Avenida Chapultepec runs from the Chapultepec Park to the Glorieta de los Insurgentes and is said to date back to at least as far as 1532. It is thought that the street follows the path of a Pre-Hispanic road. An aqueduct for providing water to Mexico City was also built along its route in the 18th century.

Now, it is hoped that a 0.8-mi (1.3-km) stretch of the road can be developed into a green urban space with a view to improving quality of life in the area. The firm behind the 452,085 sq ft (42,000 sq m) development, Fernando Romero Enterprise, says the scheme will "transform the context by recovering its history" and that it will become a destination for meeting and for activity.

There will be new lanes added for buses, bikes, skaters, wheelchairs and strollers
There will be new lanes added for buses, bikes, skaters, wheelchairs and strollers

At street level, a main promenade will run along the center of the avenue. Car lanes will be pushed to the sides so that the promenade width can be maximized to 57 m (187 ft) in places, and there will be new lanes added for buses, bikes, skaters, wheelchairs and strollers. Pedestrian crosswalks will provide access to the promenade and are designed to minimize the potential for accidents.

The new upper level will have a retail offering and an additional pedestrian promenade. It will feature green landscaping, with flora selected to provide shade to the public and regulate temperature. The planting will be irrigated using recycled rainwater, and solar cells will be employed to generate electricity.

The plans for the Corredor Cultural Chapultepec were presented by Fernando Romero last week and the project is expected to be completed by 2017.

Source: Fernando Romero Enterprise
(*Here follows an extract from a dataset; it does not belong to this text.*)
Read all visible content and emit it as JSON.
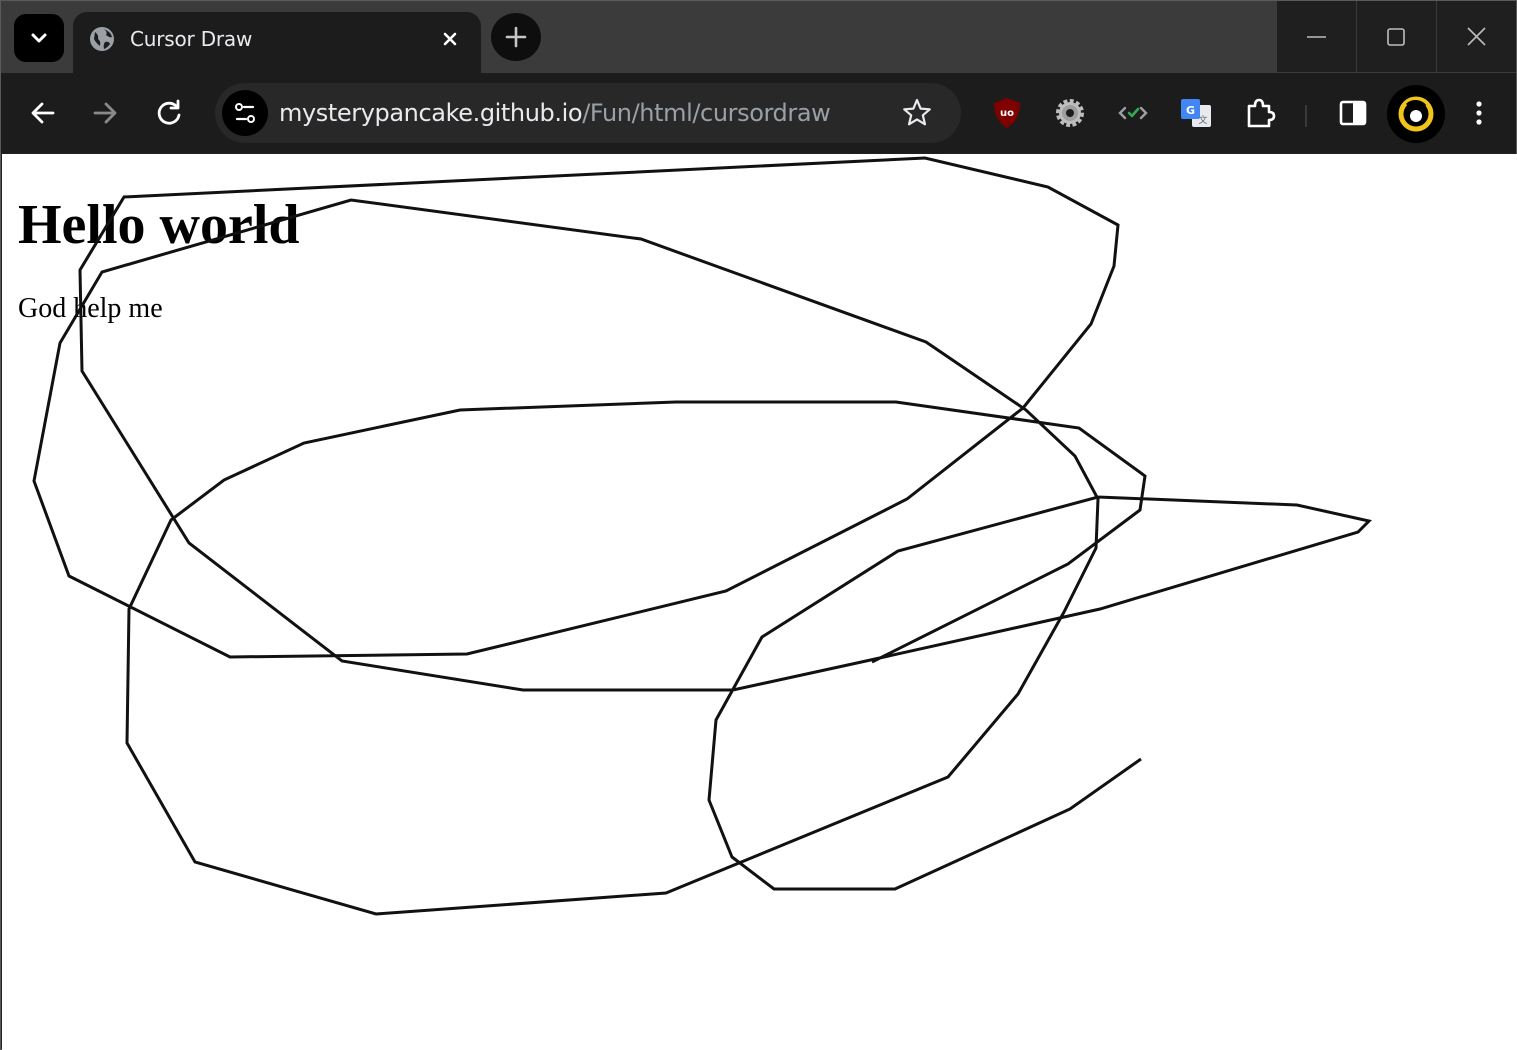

1 comment
maak
Great, one more city that's taking urgently need roads that 95% of the people use to get to work and making them useless for commuting. It's just an attempt to remove cars and replace them with so called rapid transit. Portland Oregon has spent many billions for light rail and on the best day it can only run two or three percent of the commute at an average speed of nineteen miles per hour. Bad weather can shut down the system. For the same price they spent on just the first leg of the system they could have doubled the size of their bus system and endowed it with enough money to run the busses for free forever. And the busses aren't held to the rail lines; they can get around traffic problems, the trains can't. In all their wisdom they built the tracks at street level (instead of elevating them) and because Portland has short blocks that means the trains can only be two cars long to fit between cross streets when they stop. They continue to build more legs of the system even though EVERY time it comes up for a vote the people vote it down. The citizens know it's a stupid deal but the bureaucrats think they're smarter and find ways around the votes to continue building their stupid choo choo trains. There are cities where rail makes sense but only if you already have a system in place that includes things like elevators that moves massive numbers of people vertically and feed into the system and where major population/retail/employers are close to each other making the rail trip short and quick. Portland is spread out so elevators can't be included in their system and it takes a long time to move from one area of the city to another, two or three times the time for a car to do the same trip most times of the day and, of course, the rail line is mostly fed from walking distance on either side (and SOME bus service which is also slow) so it doesn't cover much of the city in a reasonable time.